And while in my few brief conversations with Egyptian contacts the focus has been disappointment with the new Muslim Brotherhood-backed constitution, or anger at Morsi and the Brothers' apparent accommodations to a military hierarchy that has cast a shadow over Egyptian politics for a generation, it is economic conditions that will make or break the emerging new Egyptian political order in 2013.
The two, of course, are not mutually exclusive. While Morsi has spoken of a need to restore a battered Egyptian economy, neither he nor anyone else has been better able to provide stability or bread than the military was when it was running Egypt from February 2011 until June of this year.

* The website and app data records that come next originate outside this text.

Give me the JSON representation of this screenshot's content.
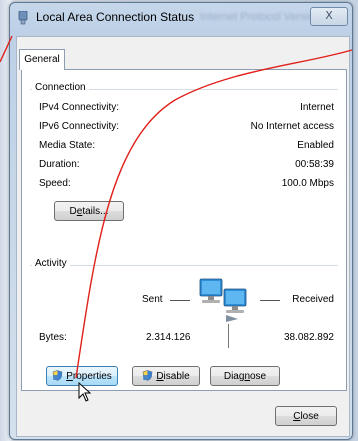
{
  "window": {
    "title": "Local Area Connection Status",
    "background_title": "Internet Protocol Version",
    "close_glyph": "X"
  },
  "tabs": [
    {
      "label": "General"
    }
  ],
  "connection": {
    "heading": "Connection",
    "rows": [
      {
        "label": "IPv4 Connectivity:",
        "value": "Internet"
      },
      {
        "label": "IPv6 Connectivity:",
        "value": "No Internet access"
      },
      {
        "label": "Media State:",
        "value": "Enabled"
      },
      {
        "label": "Duration:",
        "value": "00:58:39"
      },
      {
        "label": "Speed:",
        "value": "100.0 Mbps"
      }
    ],
    "details": {
      "pre": "D",
      "accel": "e",
      "post": "tails..."
    }
  },
  "activity": {
    "heading": "Activity",
    "sent_label": "Sent",
    "received_label": "Received",
    "bytes_label": "Bytes:",
    "bytes_sent": "2.314.126",
    "bytes_received": "38.082.892"
  },
  "buttons": {
    "properties": {
      "accel": "P",
      "post": "roperties"
    },
    "disable": {
      "accel": "D",
      "post": "isable"
    },
    "diagnose": {
      "pre": "Diag",
      "accel": "n",
      "post": "ose"
    },
    "close": {
      "accel": "C",
      "post": "lose"
    }
  },
  "icons": {
    "app": "network-adapter-icon",
    "uac": "uac-shield-icon",
    "activity": "network-computers-icon",
    "cursor": "mouse-pointer-icon"
  },
  "colors": {
    "annotation": "#e0201a",
    "accent": "#3c7fb1"
  }
}
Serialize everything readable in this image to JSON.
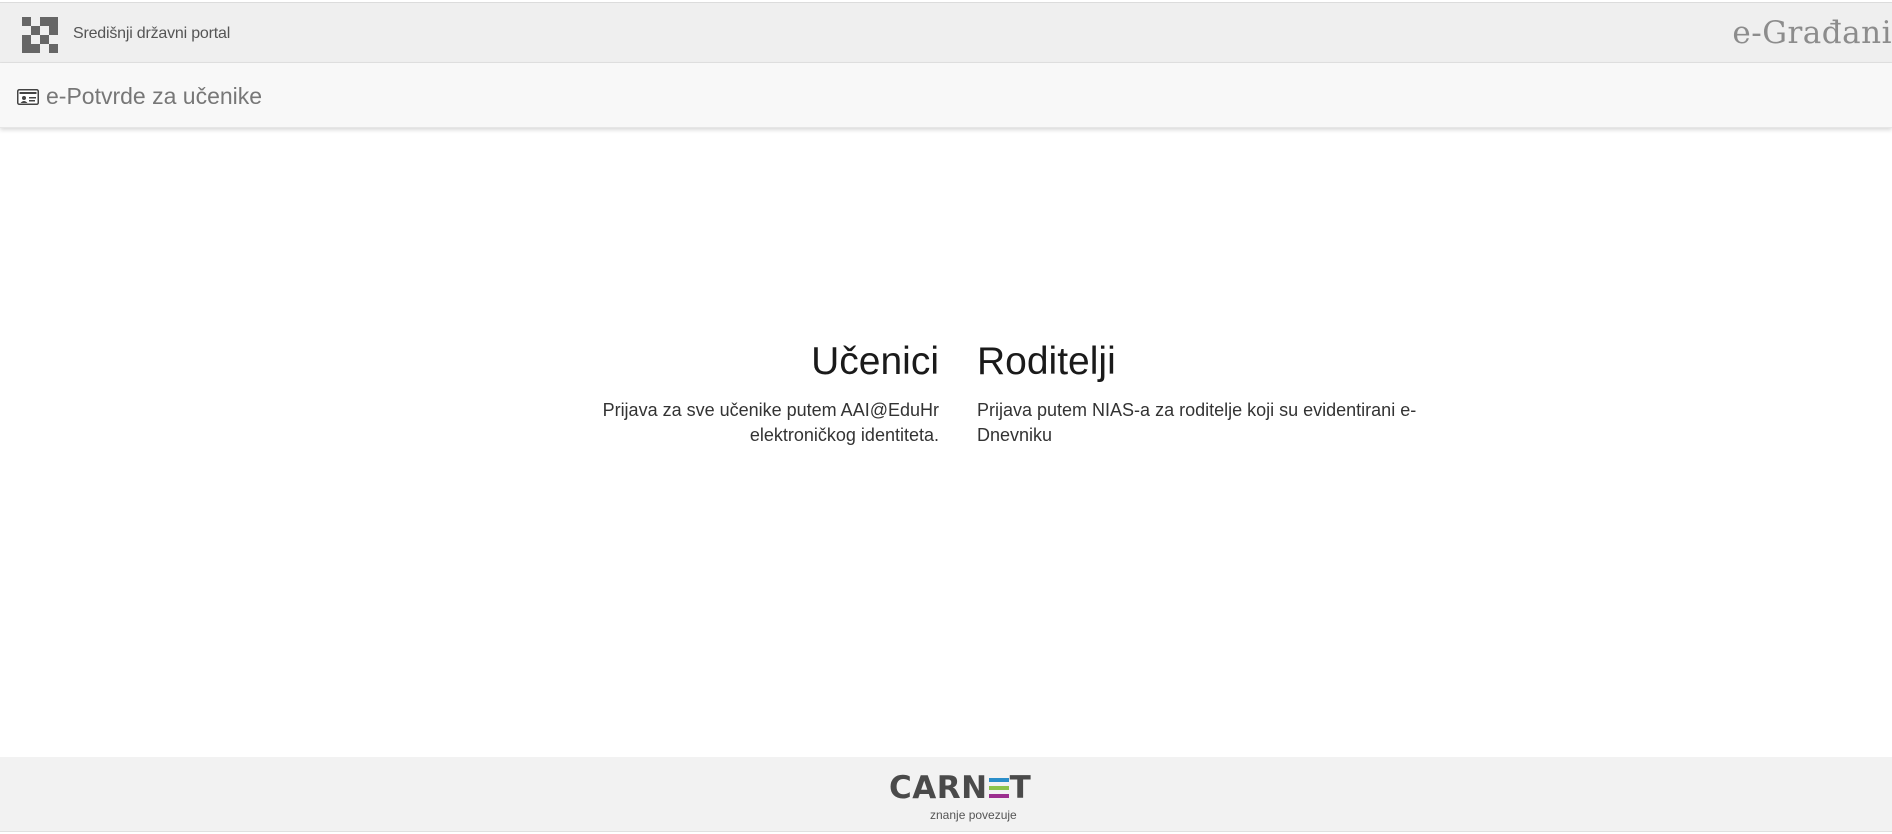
{
  "gov_bar": {
    "title": "Središnji državni portal",
    "brand": "e-Građani"
  },
  "app_bar": {
    "title": "e-Potvrde za učenike",
    "icon": "id-card-icon"
  },
  "options": [
    {
      "heading": "Učenici",
      "description": "Prijava za sve učenike putem AAI@EduHr elektroničkog identiteta."
    },
    {
      "heading": "Roditelji",
      "description": "Prijava putem NIAS-a za roditelje koji su evidentirani e-Dnevniku"
    }
  ],
  "footer": {
    "logo_prefix": "CARN",
    "logo_suffix": "T",
    "tagline": "znanje povezuje",
    "logo_colors": [
      "#2a8ec9",
      "#8bc34a",
      "#9c2f8f"
    ]
  },
  "colors": {
    "gov_bar_bg": "#efefef",
    "app_bar_bg": "#f8f8f8",
    "footer_bg": "#f2f2f2",
    "text_dark": "#1a1a1a",
    "text_muted": "#777777"
  }
}
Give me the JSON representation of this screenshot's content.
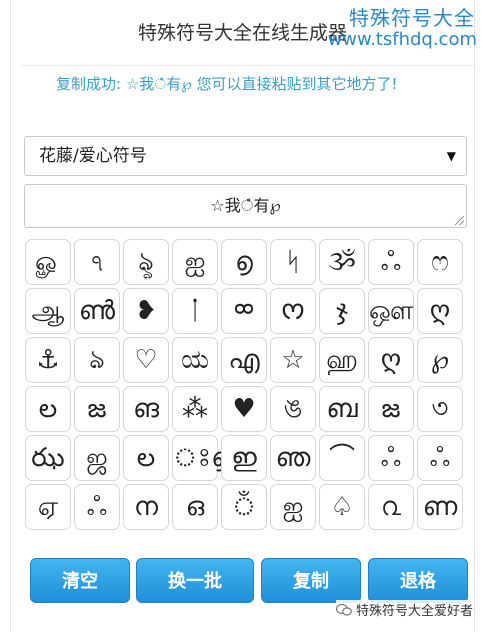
{
  "header": {
    "title": "特殊符号大全在线生成器",
    "site_name": "特殊符号大全",
    "site_url": "www.tsfhdq.com"
  },
  "status": {
    "message": "复制成功: ☆我ഀ有℘ 您可以直接粘贴到其它地方了!"
  },
  "category": {
    "selected": "花藤/爱心符号",
    "caret": "▼"
  },
  "result": {
    "value": "☆我ഀ有℘"
  },
  "symbols": [
    [
      "ௐ",
      "ঀ",
      "ৡ",
      "ஐ",
      "൭",
      "ᛋ",
      "ૐ",
      "ஃ",
      "ෆ"
    ],
    [
      "ஆ",
      "ൺ",
      "❥",
      "ᛙ",
      "ᢁ",
      "ᰔ",
      "ჯ",
      "ஔ",
      "ღ"
    ],
    [
      "⚓",
      "ঌ",
      "♡",
      "ಯ",
      "എ",
      "☆",
      "ஹ",
      "ღ",
      "℘"
    ],
    [
      "ల",
      "జ",
      "ങ",
      "⁂",
      "♥",
      "ঙ",
      "ബ",
      "జ",
      "৩"
    ],
    [
      "ఝ",
      "ஜ",
      "ల",
      "ঃ൭",
      "ഇ",
      "ഞ",
      "⌒",
      "ஃ",
      "ஃ"
    ],
    [
      "ஏ",
      "ஃ",
      "ന",
      "ഒ",
      "ঁ",
      "ஐ",
      "♤",
      "൨",
      "ണ"
    ]
  ],
  "buttons": {
    "clear": "清空",
    "next_batch": "换一批",
    "copy": "复制",
    "backspace": "退格"
  },
  "footer": {
    "badge_text": "特殊符号大全爱好者"
  },
  "colors": {
    "accent": "#2a88c8",
    "button": "#1f8fd8",
    "status": "#3aa0c6"
  }
}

On one level, they can be forgiven. The past year has seen certain post-Mubarak assumptions (or hopes) seriously ruptured. A popular Egyptian view of the military as protector of the nation was eroded. In February, more than 70 people died following a soccer match in Port Said at which security, the responsibility of the army, was conspicuous by its absence.